Could you show each line of the records that contains the word "selected"?

(Website and app data records)

----

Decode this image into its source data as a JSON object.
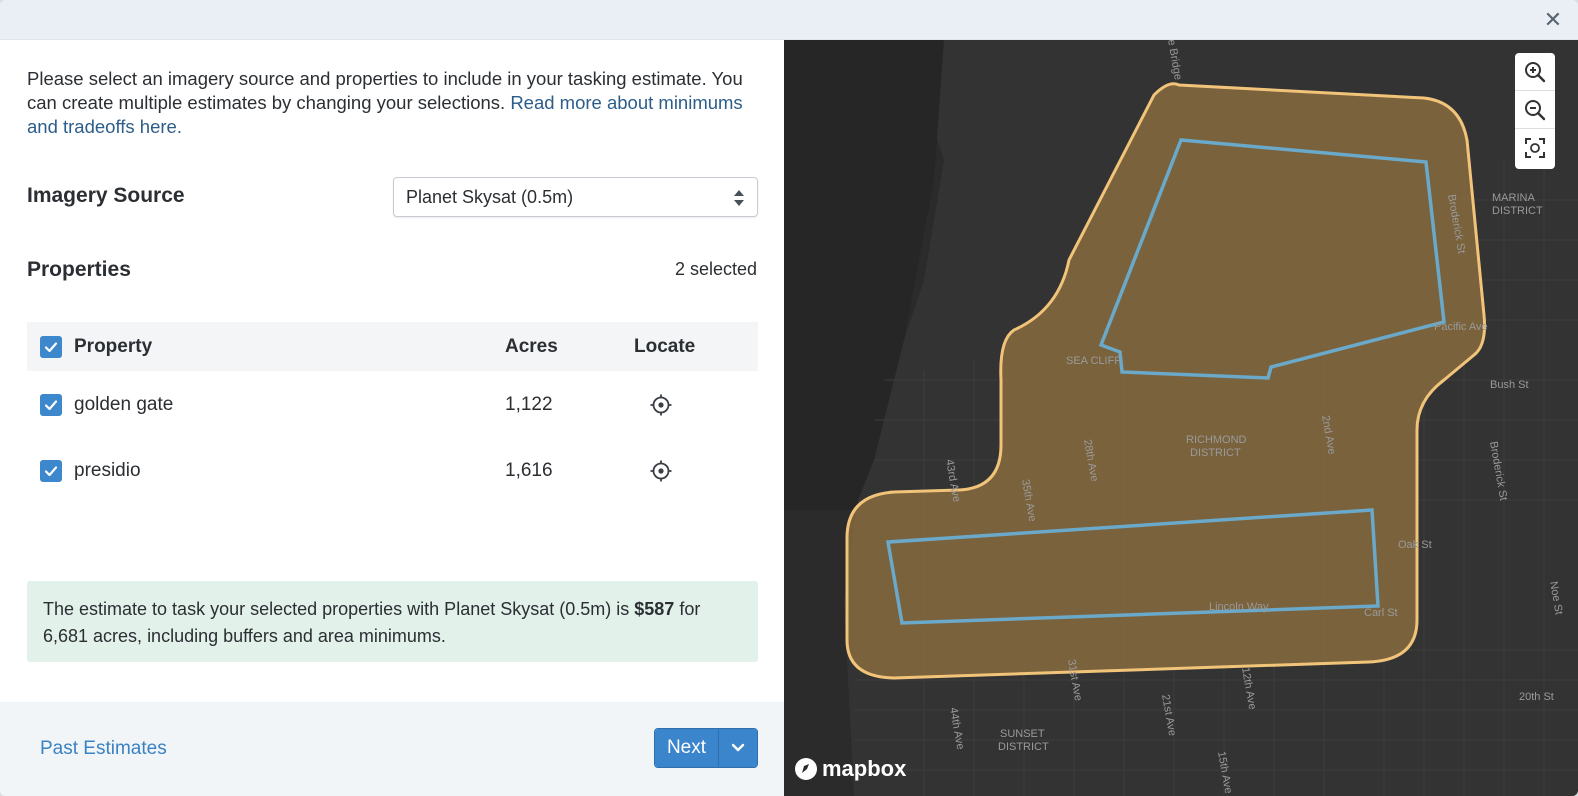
{
  "window": {
    "close_icon": "close-icon"
  },
  "intro": {
    "text": "Please select an imagery source and properties to include in your tasking estimate. You can create multiple estimates by changing your selections.",
    "link": "Read more about minimums and tradeoffs here."
  },
  "imagery": {
    "label": "Imagery Source",
    "selected": "Planet Skysat (0.5m)"
  },
  "properties": {
    "label": "Properties",
    "selected_count": "2 selected",
    "columns": [
      "Property",
      "Acres",
      "Locate"
    ],
    "rows": [
      {
        "name": "golden gate",
        "acres": "1,122",
        "checked": true
      },
      {
        "name": "presidio",
        "acres": "1,616",
        "checked": true
      }
    ]
  },
  "estimate": {
    "prefix": "The estimate to task your selected properties with Planet Skysat (0.5m) is",
    "price": "$587",
    "suffix": "for 6,681 acres, including buffers and area minimums."
  },
  "footer": {
    "past_estimates": "Past Estimates",
    "next": "Next"
  },
  "map": {
    "attribution": "mapbox",
    "labels": {
      "marina": [
        "MARINA",
        "DISTRICT"
      ],
      "richmond": [
        "RICHMOND",
        "DISTRICT"
      ],
      "sunset": [
        "SUNSET",
        "DISTRICT"
      ],
      "sea_cliff": "SEA CLIFF",
      "streets": {
        "bush": "Bush St",
        "oak": "Oak St",
        "carl": "Carl St",
        "lincoln": "Lincoln Way",
        "pacific": "Pacific Ave",
        "broderick_n": "Broderick St",
        "broderick_s": "Broderick St",
        "ave43": "43rd Ave",
        "ave35": "35th Ave",
        "ave28": "28th Ave",
        "ave2": "2nd Ave",
        "ave31": "31st Ave",
        "ave21": "21st Ave",
        "ave12": "12th Ave",
        "ave44": "44th Ave",
        "ave15": "15th Ave",
        "ave20": "20th St",
        "noe": "Noe St",
        "bridge": "e Bridge"
      }
    },
    "colors": {
      "buffer_fill": "#8a6d3f",
      "buffer_stroke": "#f2c47a",
      "property_stroke": "#6aa9c9",
      "checkbox": "#3d87cc",
      "estimate_bg": "#e2f1ea"
    }
  }
}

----

YOUR SOLUTION:
    "selected": "Planet Skysat (0.5m)"
    "selected_count": "2 selected",
    "prefix": "The estimate to task your selected properties with Planet Skysat (0.5m) is",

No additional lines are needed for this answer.